Over 20 years ago, a lawyer in a case that I was working on made a “target of opportunity” argument in a retaliation case. He claimed that his client engaged in protected activity more than a year before she was terminated, but that her employer used a later, relatively small instance of misconduct as a “target of opportunity” to get rid of her. According to him, the small instance of misconduct was the first opportunity that the employer was given to retaliate against his client after her protected conduct. In the course of that argument, the attorney eloquently made reference to the movie “Dr. Strangelove,” and it has always been a case that I remembered.

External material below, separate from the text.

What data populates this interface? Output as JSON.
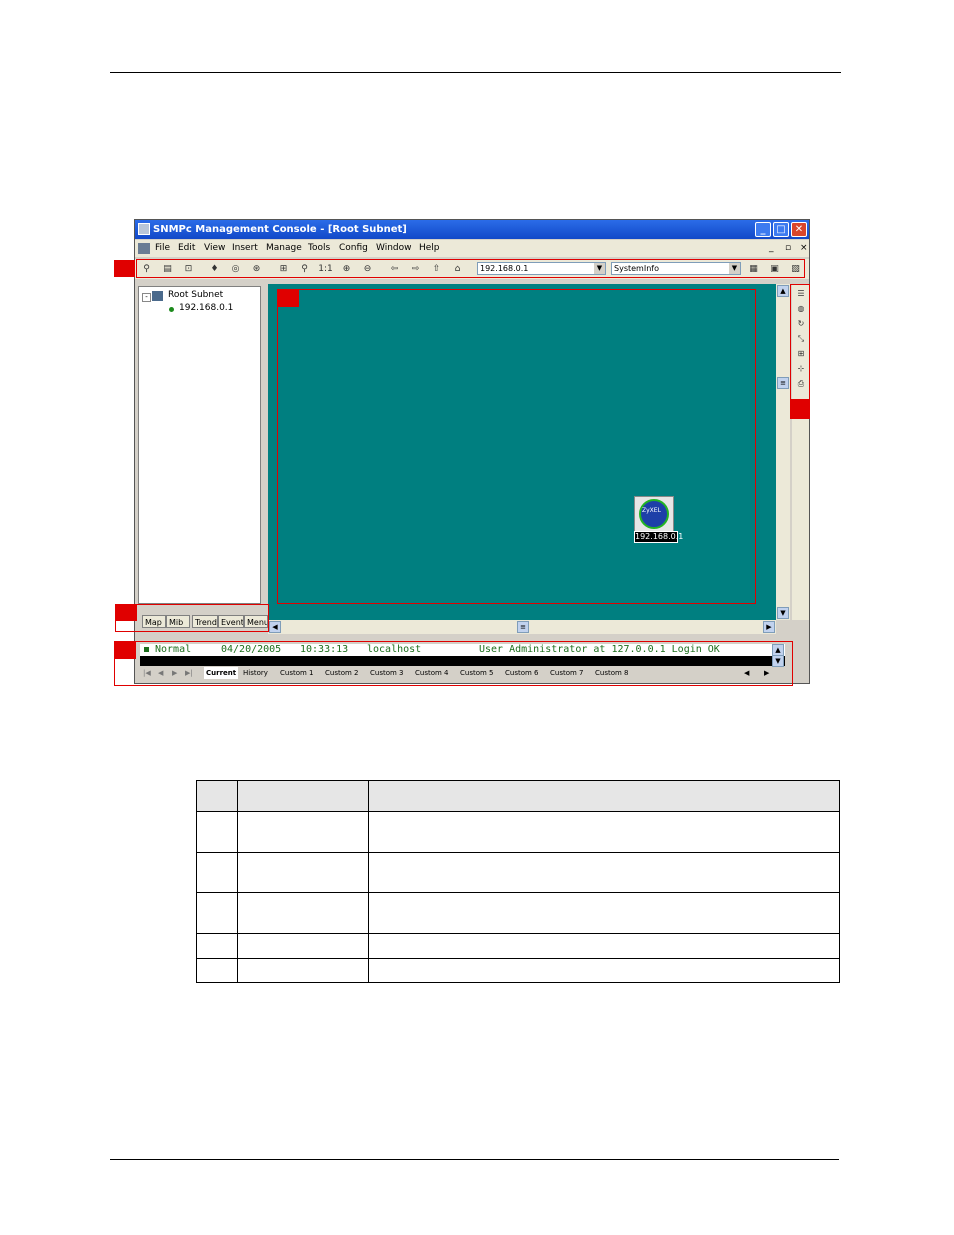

On October 10, 2017, the Eleventh Circuit Court of Appeals issued an opinion that shoots his “target of opportunity” argument out of the sky. See Cooler v. Layne Christensen Co., No. 16-17773, 2017 WL 4512159 (11th Cir. Oct. 10, 2017). Joseph Cooler was an African-American who was subjected to a difficult work environment in which white co-workers would use the “N Word” and call him “boy.” He began dating a white woman in October 2013, and his co-workers increased their hostile treatment of him. Cooler reported the treatment to a supervisor and reported other conduct in October 2013. The supervisors never investigated or followed-up. On May 1, 2014, Cooler was attending an out-of-town training, but missed between 20 and 40 minutes of that training. When confronted, Cooler denied any responsibility. His employer terminated his employment, allegedly for wasting company time and refusing to accept responsibility.

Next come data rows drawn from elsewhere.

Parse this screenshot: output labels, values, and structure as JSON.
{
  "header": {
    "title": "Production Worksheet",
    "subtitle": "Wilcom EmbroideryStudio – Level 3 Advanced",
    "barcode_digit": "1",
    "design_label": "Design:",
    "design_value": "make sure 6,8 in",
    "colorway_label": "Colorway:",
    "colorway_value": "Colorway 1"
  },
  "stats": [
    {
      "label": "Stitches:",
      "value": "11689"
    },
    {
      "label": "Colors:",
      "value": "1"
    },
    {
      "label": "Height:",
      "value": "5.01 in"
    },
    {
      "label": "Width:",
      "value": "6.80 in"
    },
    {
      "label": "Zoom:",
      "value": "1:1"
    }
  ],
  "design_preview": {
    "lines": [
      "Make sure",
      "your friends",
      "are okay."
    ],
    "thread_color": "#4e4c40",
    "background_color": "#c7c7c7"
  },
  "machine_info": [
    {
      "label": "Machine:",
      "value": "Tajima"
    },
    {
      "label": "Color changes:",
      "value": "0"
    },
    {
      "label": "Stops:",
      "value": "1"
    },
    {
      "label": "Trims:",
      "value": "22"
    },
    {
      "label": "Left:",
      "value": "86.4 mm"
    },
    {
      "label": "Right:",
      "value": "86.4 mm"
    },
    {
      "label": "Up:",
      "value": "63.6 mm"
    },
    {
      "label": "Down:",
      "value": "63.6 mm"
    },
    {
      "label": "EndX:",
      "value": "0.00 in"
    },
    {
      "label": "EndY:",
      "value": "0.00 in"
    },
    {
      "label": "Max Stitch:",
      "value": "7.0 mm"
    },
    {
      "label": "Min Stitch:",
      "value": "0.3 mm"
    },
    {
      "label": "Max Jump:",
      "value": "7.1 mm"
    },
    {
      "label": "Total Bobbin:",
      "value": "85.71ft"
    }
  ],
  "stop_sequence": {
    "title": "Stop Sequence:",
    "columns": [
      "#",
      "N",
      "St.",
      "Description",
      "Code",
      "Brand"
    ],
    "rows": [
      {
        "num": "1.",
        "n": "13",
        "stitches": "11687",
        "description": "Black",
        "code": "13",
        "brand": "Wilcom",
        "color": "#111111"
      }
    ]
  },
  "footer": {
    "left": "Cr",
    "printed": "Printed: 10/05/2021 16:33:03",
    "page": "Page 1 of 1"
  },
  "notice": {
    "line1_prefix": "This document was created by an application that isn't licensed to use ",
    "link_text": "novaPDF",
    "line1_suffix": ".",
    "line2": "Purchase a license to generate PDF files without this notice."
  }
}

Cooler sued for retaliation, claiming that he was actually fired for his complaints about racial harassment. In retaliation cases, an employee is required to prove that his protected complaints caused his termination. In most cases, causation is proved by close timing between the complaints and the termination. Generally in the Eleventh Circuit, if a termination occurs more than three months after a complaint, causation will be difficult to prove.
In Cooler’s case, at least six months passed between his complaints and his termination, which the Court found “was not close in time to his protected activity.” Thus, Cooler’s attorney attempted to make the “target of opportunity” argument: “[H]e argues he was fired at Layne’s first opportunity to retaliate against him. Cooler explains that he was not disciplined in any way before the training, so missing part of the training was the first opportunity Layne had any excuse to fire him.” The Eleventh Circuit rejected that argument by essentially finding that the missed training was not the first opportunity for retaliation. Instead, Cooler was continuously employed during the six-month period and his employer had “a continuous opportunity to retaliate against him.” Therefore, the Court found that the six-month period was too long, and Cooler’s claim failed for lack of causation.

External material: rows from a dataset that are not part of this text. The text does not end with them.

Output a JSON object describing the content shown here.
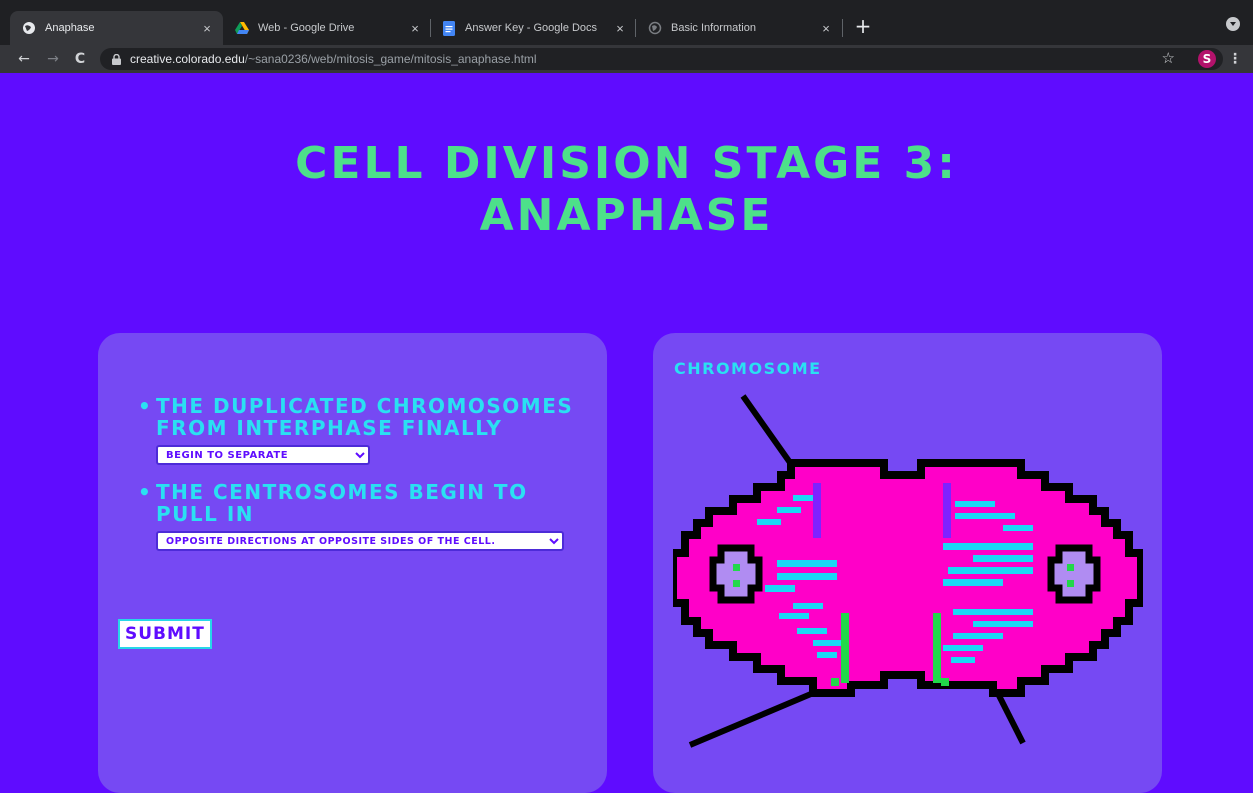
{
  "browser": {
    "tabs": [
      {
        "title": "Anaphase",
        "favicon": "globe-icon",
        "active": true
      },
      {
        "title": "Web - Google Drive",
        "favicon": "google-drive-icon",
        "active": false
      },
      {
        "title": "Answer Key - Google Docs",
        "favicon": "google-docs-icon",
        "active": false
      },
      {
        "title": "Basic Information",
        "favicon": "globe-icon",
        "active": false
      }
    ],
    "close_glyph": "×",
    "new_tab_glyph": "+",
    "url_host": "creative.colorado.edu",
    "url_path": "/~sana0236/web/mitosis_game/mitosis_anaphase.html",
    "back_glyph": "←",
    "forward_glyph": "→",
    "reload_glyph": "C",
    "star_glyph": "☆",
    "avatar_letter": "S",
    "menu_glyph": "⋮"
  },
  "page": {
    "title_line1": "Cell Division Stage 3:",
    "title_line2": "Anaphase",
    "questions": [
      {
        "prompt": "The duplicated chromosomes from interphase finally",
        "selected": "Begin to separate"
      },
      {
        "prompt": "The centrosomes begin to pull in",
        "selected": "Opposite directions at opposite sides of the cell."
      }
    ],
    "submit_label": "Submit",
    "image_label": "Chromosome"
  },
  "colors": {
    "background": "#5f0cff",
    "panel": "#7649f3",
    "title": "#4de08a",
    "question_text": "#2ae0f2",
    "cell_body": "#ff00c8",
    "cell_outline": "#000000",
    "chromosome_cyan": "#1ad9f5",
    "centromere_green": "#22d84a",
    "centrosome_lilac": "#b08cf2"
  }
}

One word of caution to employers: The Eleventh Circuit did not completely obliterate the potential for a “target of opportunity” argument in future cases. In a footnote, the Court recognized that the “target of opportunity” argument might be successful in situations “where the retaliator just assumed a position of power over the plaintiff.”